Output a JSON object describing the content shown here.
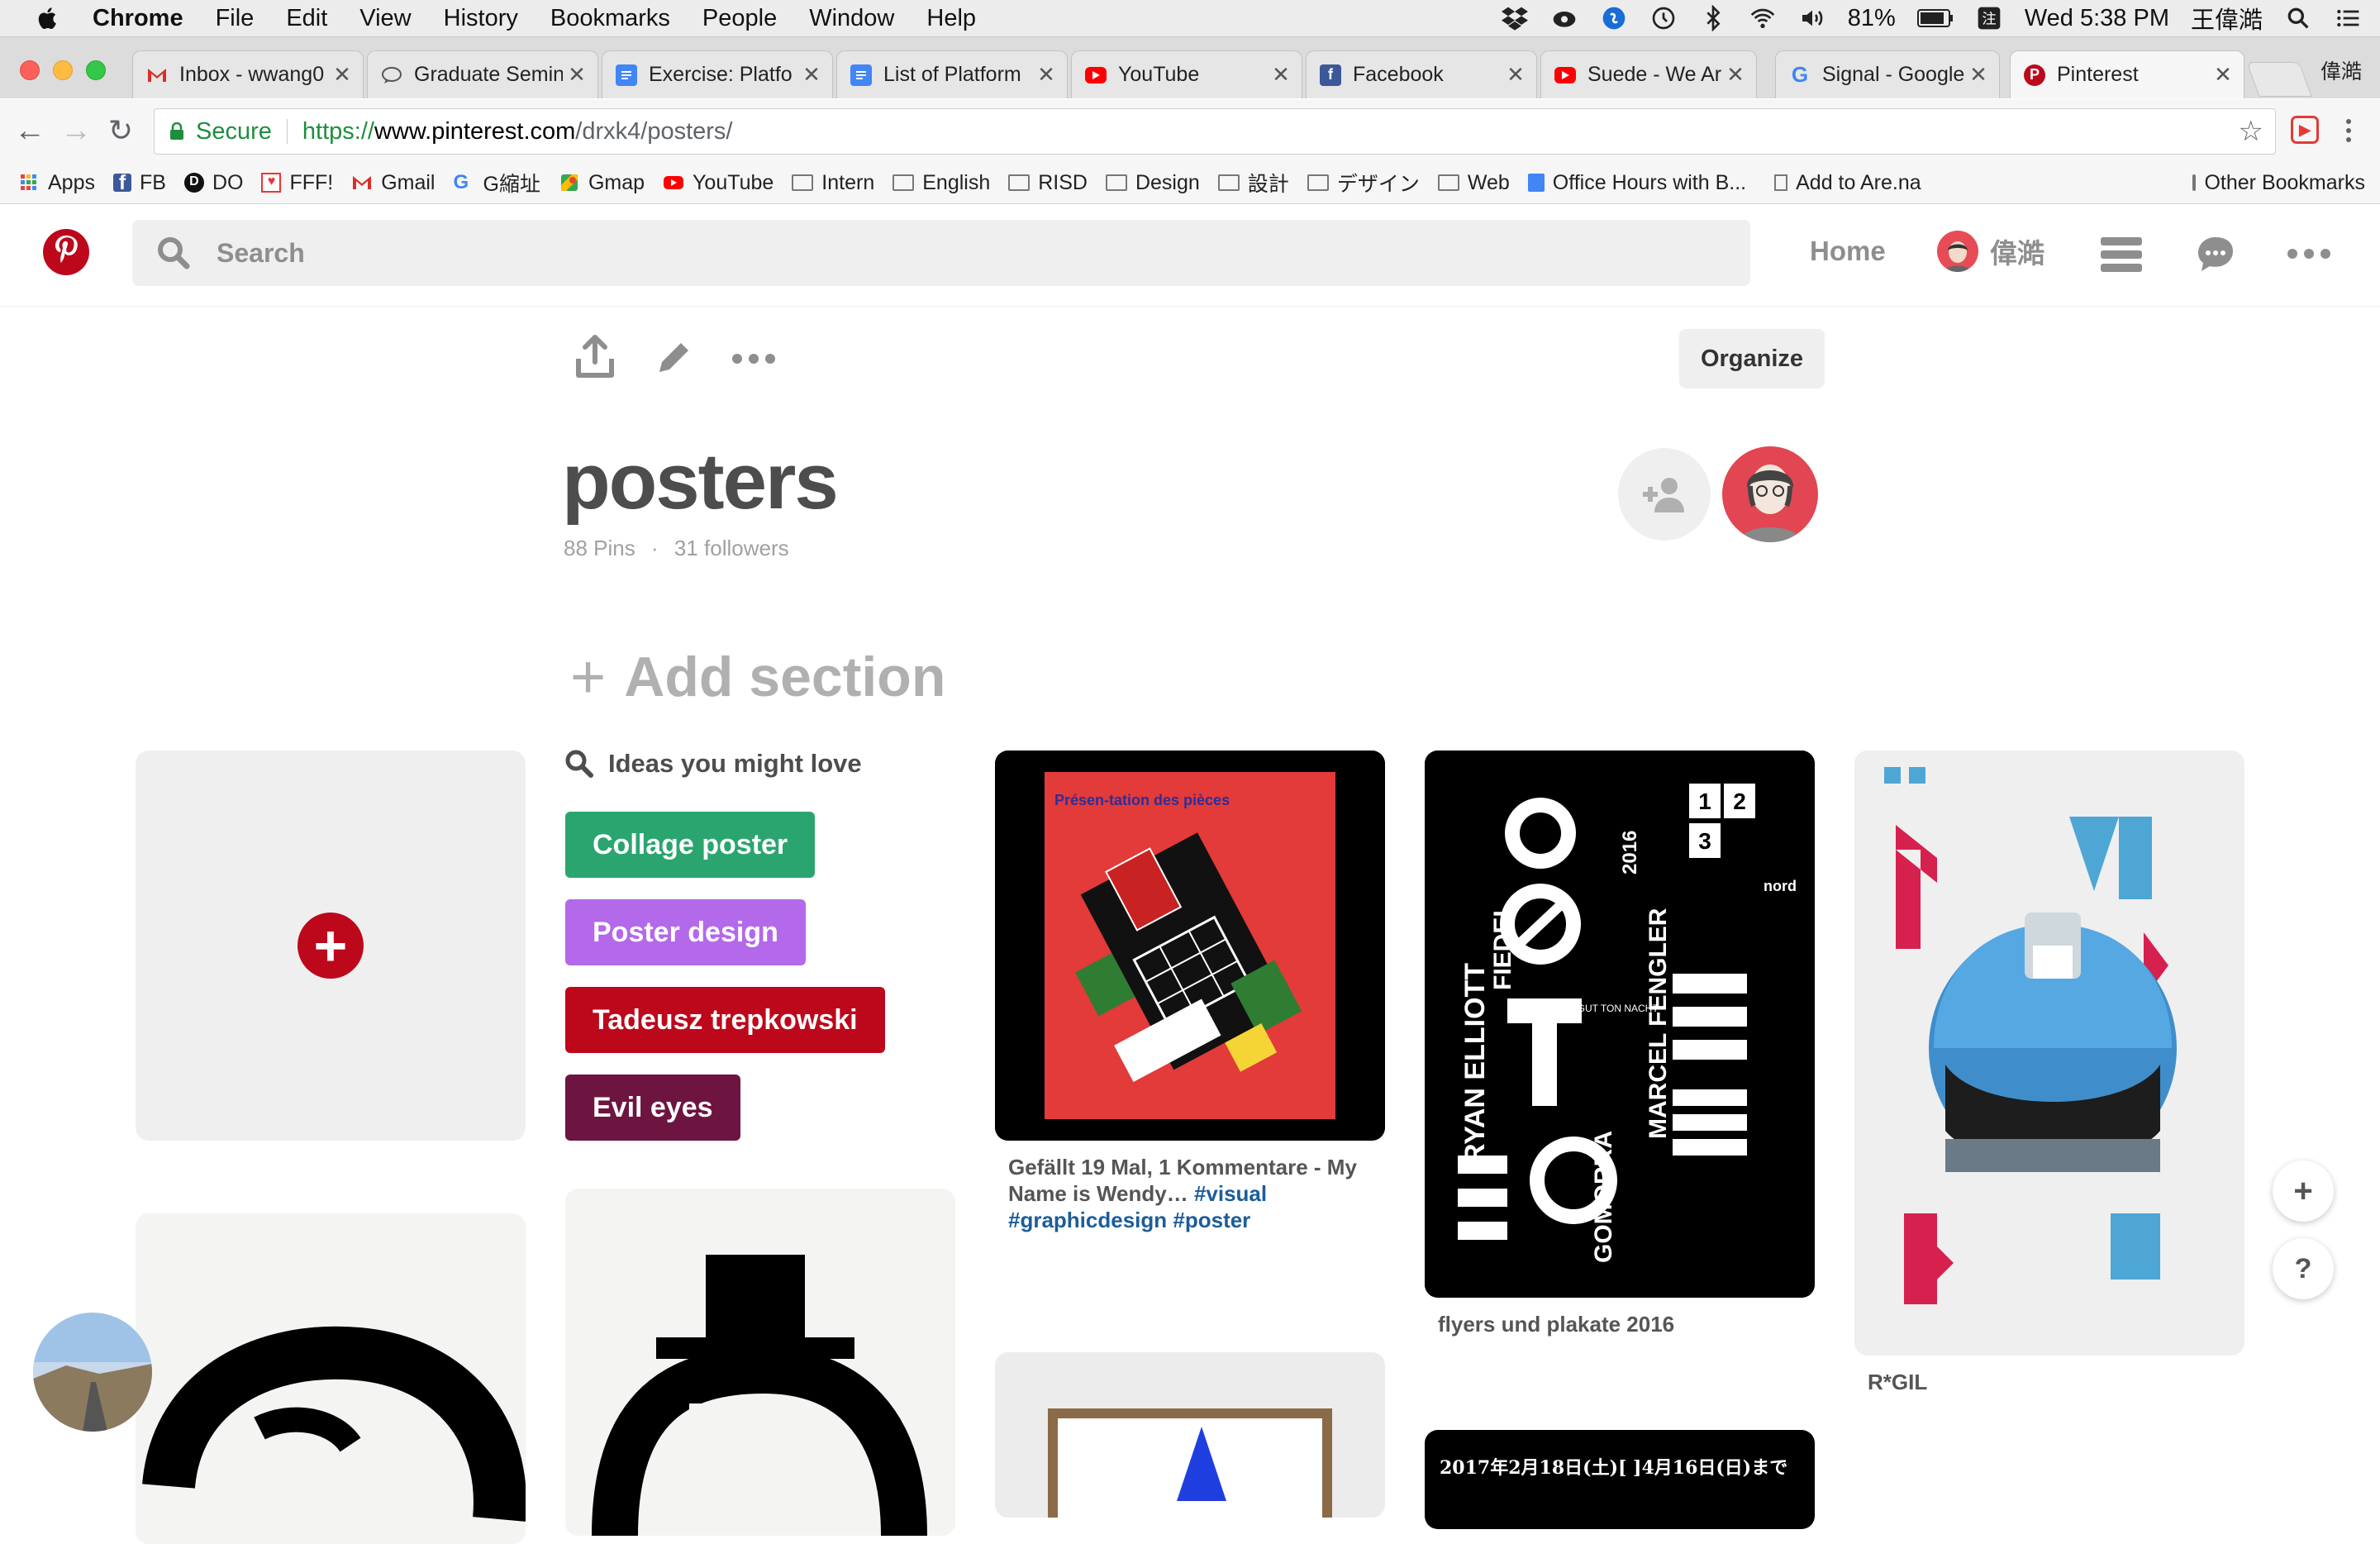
{
  "menubar": {
    "app": "Chrome",
    "items": [
      "File",
      "Edit",
      "View",
      "History",
      "Bookmarks",
      "People",
      "Window",
      "Help"
    ],
    "battery": "81%",
    "clock": "Wed 5:38 PM",
    "user": "王偉澔"
  },
  "tabs": [
    {
      "title": "Inbox - wwang0",
      "icon": "gmail-icon"
    },
    {
      "title": "Graduate Semin",
      "icon": "chat-bubble-icon"
    },
    {
      "title": "Exercise: Platfo",
      "icon": "google-docs-icon"
    },
    {
      "title": "List of Platform",
      "icon": "google-docs-icon"
    },
    {
      "title": "YouTube",
      "icon": "youtube-icon"
    },
    {
      "title": "Facebook",
      "icon": "facebook-icon"
    },
    {
      "title": "Suede - We Are",
      "icon": "youtube-icon"
    },
    {
      "title": "Signal - Google",
      "icon": "google-icon"
    },
    {
      "title": "Pinterest",
      "icon": "pinterest-icon"
    }
  ],
  "profile_name": "偉澔",
  "address": {
    "secure": "Secure",
    "scheme": "https://",
    "host": "www.pinterest.com",
    "path": "/drxk4/posters/"
  },
  "bookmarks": [
    {
      "label": "Apps",
      "icon": "apps-grid-icon"
    },
    {
      "label": "FB",
      "icon": "facebook-icon"
    },
    {
      "label": "DO",
      "icon": "digitalocean-icon"
    },
    {
      "label": "FFF!",
      "icon": "heart-icon"
    },
    {
      "label": "Gmail",
      "icon": "gmail-icon"
    },
    {
      "label": "G縮址",
      "icon": "google-icon"
    },
    {
      "label": "Gmap",
      "icon": "maps-icon"
    },
    {
      "label": "YouTube",
      "icon": "youtube-icon"
    },
    {
      "label": "Intern",
      "icon": "folder-icon"
    },
    {
      "label": "English",
      "icon": "folder-icon"
    },
    {
      "label": "RISD",
      "icon": "folder-icon"
    },
    {
      "label": "Design",
      "icon": "folder-icon"
    },
    {
      "label": "設計",
      "icon": "folder-icon"
    },
    {
      "label": "デザイン",
      "icon": "folder-icon"
    },
    {
      "label": "Web",
      "icon": "folder-icon"
    },
    {
      "label": "Office Hours with B...",
      "icon": "google-docs-icon"
    },
    {
      "label": "Add to Are.na",
      "icon": "page-icon"
    }
  ],
  "bookmarks_other": "Other Bookmarks",
  "pinterest": {
    "search_placeholder": "Search",
    "home": "Home",
    "username": "偉澔"
  },
  "board": {
    "organize": "Organize",
    "title": "posters",
    "pins": "88 Pins",
    "dot": "·",
    "followers": "31 followers",
    "add_section": "Add section"
  },
  "ideas": {
    "heading": "Ideas you might love",
    "chips": [
      {
        "label": "Collage poster",
        "color": "#2ba56f"
      },
      {
        "label": "Poster design",
        "color": "#b468ea"
      },
      {
        "label": "Tadeusz trepkowski",
        "color": "#bd081c"
      },
      {
        "label": "Evil eyes",
        "color": "#6e1441"
      }
    ]
  },
  "pins": {
    "pin1_text": "Gefällt 19 Mal, 1 Kommentare - My Name is Wendy…",
    "pin1_tags": "#visual #graphicdesign #poster",
    "pin2_text": "flyers und plakate 2016",
    "pin3_text": "R*GIL"
  },
  "poster_text": {
    "p1": "Présen-tation des pièces",
    "p2_names": "RYAN ELLIOTT",
    "p2_fiedel": "FIEDEL",
    "p2_gomorra": "GOMORRA",
    "p2_fengler": "MARCEL FENGLER",
    "p2_year": "2016",
    "p2_ostgut": "OSTGUT TON NACHT",
    "p2_nord": "nord",
    "p2_nums": [
      "1",
      "2",
      "3"
    ],
    "p4_date": "2017年2月18日(土)[ ]4月16日(日)まで"
  },
  "colors": {
    "pinterest_red": "#bd081c",
    "gray_text": "#8e8e8e"
  }
}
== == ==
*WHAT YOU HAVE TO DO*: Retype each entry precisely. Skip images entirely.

*EXERCISE OUTPUT*:
Output a JSON object describing the content shown here.
{
  "menubar": {
    "app": "Chrome",
    "items": [
      "File",
      "Edit",
      "View",
      "History",
      "Bookmarks",
      "People",
      "Window",
      "Help"
    ],
    "battery": "81%",
    "clock": "Wed 5:38 PM",
    "user": "王偉澔"
  },
  "tabs": [
    {
      "title": "Inbox - wwang0",
      "icon": "gmail-icon"
    },
    {
      "title": "Graduate Semin",
      "icon": "chat-bubble-icon"
    },
    {
      "title": "Exercise: Platfo",
      "icon": "google-docs-icon"
    },
    {
      "title": "List of Platform",
      "icon": "google-docs-icon"
    },
    {
      "title": "YouTube",
      "icon": "youtube-icon"
    },
    {
      "title": "Facebook",
      "icon": "facebook-icon"
    },
    {
      "title": "Suede - We Are",
      "icon": "youtube-icon"
    },
    {
      "title": "Signal - Google",
      "icon": "google-icon"
    },
    {
      "title": "Pinterest",
      "icon": "pinterest-icon"
    }
  ],
  "profile_name": "偉澔",
  "address": {
    "secure": "Secure",
    "scheme": "https://",
    "host": "www.pinterest.com",
    "path": "/drxk4/posters/"
  },
  "bookmarks": [
    {
      "label": "Apps",
      "icon": "apps-grid-icon"
    },
    {
      "label": "FB",
      "icon": "facebook-icon"
    },
    {
      "label": "DO",
      "icon": "digitalocean-icon"
    },
    {
      "label": "FFF!",
      "icon": "heart-icon"
    },
    {
      "label": "Gmail",
      "icon": "gmail-icon"
    },
    {
      "label": "G縮址",
      "icon": "google-icon"
    },
    {
      "label": "Gmap",
      "icon": "maps-icon"
    },
    {
      "label": "YouTube",
      "icon": "youtube-icon"
    },
    {
      "label": "Intern",
      "icon": "folder-icon"
    },
    {
      "label": "English",
      "icon": "folder-icon"
    },
    {
      "label": "RISD",
      "icon": "folder-icon"
    },
    {
      "label": "Design",
      "icon": "folder-icon"
    },
    {
      "label": "設計",
      "icon": "folder-icon"
    },
    {
      "label": "デザイン",
      "icon": "folder-icon"
    },
    {
      "label": "Web",
      "icon": "folder-icon"
    },
    {
      "label": "Office Hours with B...",
      "icon": "google-docs-icon"
    },
    {
      "label": "Add to Are.na",
      "icon": "page-icon"
    }
  ],
  "bookmarks_other": "Other Bookmarks",
  "pinterest": {
    "search_placeholder": "Search",
    "home": "Home",
    "username": "偉澔"
  },
  "board": {
    "organize": "Organize",
    "title": "posters",
    "pins": "88 Pins",
    "dot": "·",
    "followers": "31 followers",
    "add_section": "Add section"
  },
  "ideas": {
    "heading": "Ideas you might love",
    "chips": [
      {
        "label": "Collage poster",
        "color": "#2ba56f"
      },
      {
        "label": "Poster design",
        "color": "#b468ea"
      },
      {
        "label": "Tadeusz trepkowski",
        "color": "#bd081c"
      },
      {
        "label": "Evil eyes",
        "color": "#6e1441"
      }
    ]
  },
  "pins": {
    "pin1_text": "Gefällt 19 Mal, 1 Kommentare - My Name is Wendy…",
    "pin1_tags": "#visual #graphicdesign #poster",
    "pin2_text": "flyers und plakate 2016",
    "pin3_text": "R*GIL"
  },
  "poster_text": {
    "p1": "Présen-tation des pièces",
    "p2_names": "RYAN ELLIOTT",
    "p2_fiedel": "FIEDEL",
    "p2_gomorra": "GOMORRA",
    "p2_fengler": "MARCEL FENGLER",
    "p2_year": "2016",
    "p2_ostgut": "OSTGUT TON NACHT",
    "p2_nord": "nord",
    "p2_nums": [
      "1",
      "2",
      "3"
    ],
    "p4_date": "2017年2月18日(土)[ ]4月16日(日)まで"
  },
  "colors": {
    "pinterest_red": "#bd081c",
    "gray_text": "#8e8e8e"
  }
}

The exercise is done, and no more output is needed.